• **THE PROBLEM**
The records below must be output exactly, without pictures.

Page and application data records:
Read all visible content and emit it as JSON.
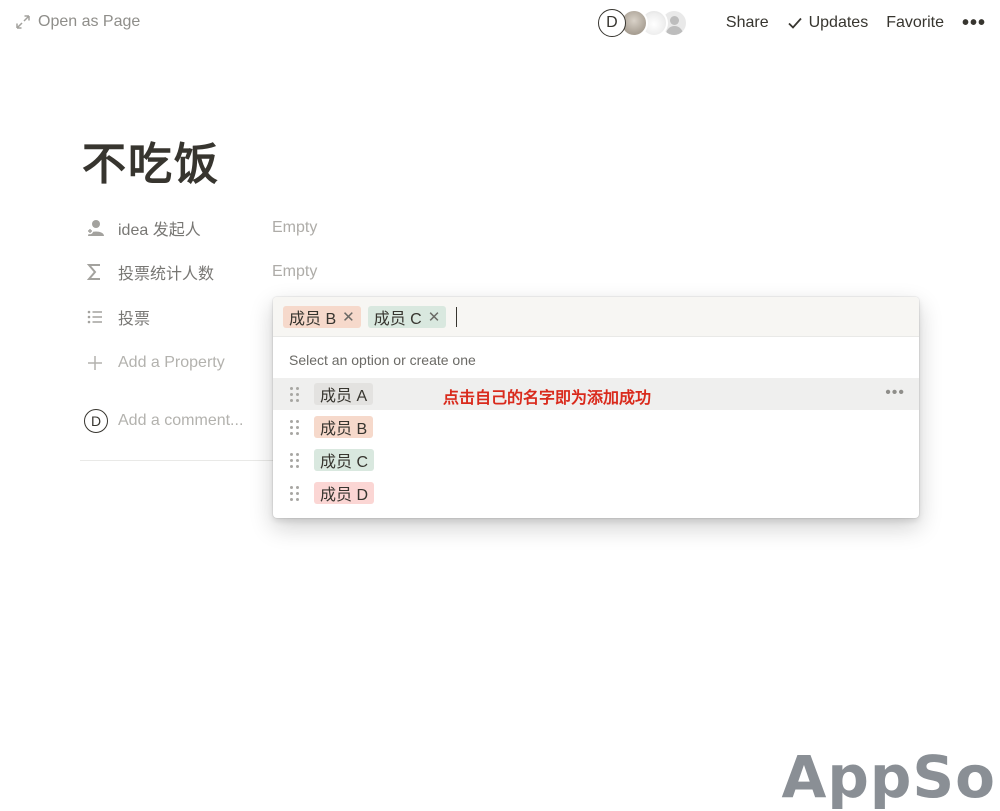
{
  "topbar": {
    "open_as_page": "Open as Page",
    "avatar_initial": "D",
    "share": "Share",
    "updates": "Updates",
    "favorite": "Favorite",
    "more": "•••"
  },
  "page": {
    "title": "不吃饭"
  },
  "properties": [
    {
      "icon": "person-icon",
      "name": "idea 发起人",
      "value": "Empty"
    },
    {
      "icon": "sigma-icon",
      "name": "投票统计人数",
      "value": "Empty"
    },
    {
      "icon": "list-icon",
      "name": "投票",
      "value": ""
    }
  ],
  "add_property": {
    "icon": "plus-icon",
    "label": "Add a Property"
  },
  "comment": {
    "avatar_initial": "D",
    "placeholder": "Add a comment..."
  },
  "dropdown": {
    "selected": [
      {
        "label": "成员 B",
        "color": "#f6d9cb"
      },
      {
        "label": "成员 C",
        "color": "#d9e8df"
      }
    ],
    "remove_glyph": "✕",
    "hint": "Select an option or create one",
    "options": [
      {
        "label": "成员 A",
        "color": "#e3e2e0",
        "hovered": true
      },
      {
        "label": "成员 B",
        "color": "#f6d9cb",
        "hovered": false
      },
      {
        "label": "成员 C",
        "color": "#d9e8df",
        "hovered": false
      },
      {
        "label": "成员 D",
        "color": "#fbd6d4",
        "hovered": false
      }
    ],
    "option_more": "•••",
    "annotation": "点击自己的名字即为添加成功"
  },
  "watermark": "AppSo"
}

• **SOLUTION TO THIS EXERCISE**
Read all visible content and emit it as JSON.
{
  "topbar": {
    "open_as_page": "Open as Page",
    "avatar_initial": "D",
    "share": "Share",
    "updates": "Updates",
    "favorite": "Favorite",
    "more": "•••"
  },
  "page": {
    "title": "不吃饭"
  },
  "properties": [
    {
      "icon": "person-icon",
      "name": "idea 发起人",
      "value": "Empty"
    },
    {
      "icon": "sigma-icon",
      "name": "投票统计人数",
      "value": "Empty"
    },
    {
      "icon": "list-icon",
      "name": "投票",
      "value": ""
    }
  ],
  "add_property": {
    "icon": "plus-icon",
    "label": "Add a Property"
  },
  "comment": {
    "avatar_initial": "D",
    "placeholder": "Add a comment..."
  },
  "dropdown": {
    "selected": [
      {
        "label": "成员 B",
        "color": "#f6d9cb"
      },
      {
        "label": "成员 C",
        "color": "#d9e8df"
      }
    ],
    "remove_glyph": "✕",
    "hint": "Select an option or create one",
    "options": [
      {
        "label": "成员 A",
        "color": "#e3e2e0",
        "hovered": true
      },
      {
        "label": "成员 B",
        "color": "#f6d9cb",
        "hovered": false
      },
      {
        "label": "成员 C",
        "color": "#d9e8df",
        "hovered": false
      },
      {
        "label": "成员 D",
        "color": "#fbd6d4",
        "hovered": false
      }
    ],
    "option_more": "•••",
    "annotation": "点击自己的名字即为添加成功"
  },
  "watermark": "AppSo"
}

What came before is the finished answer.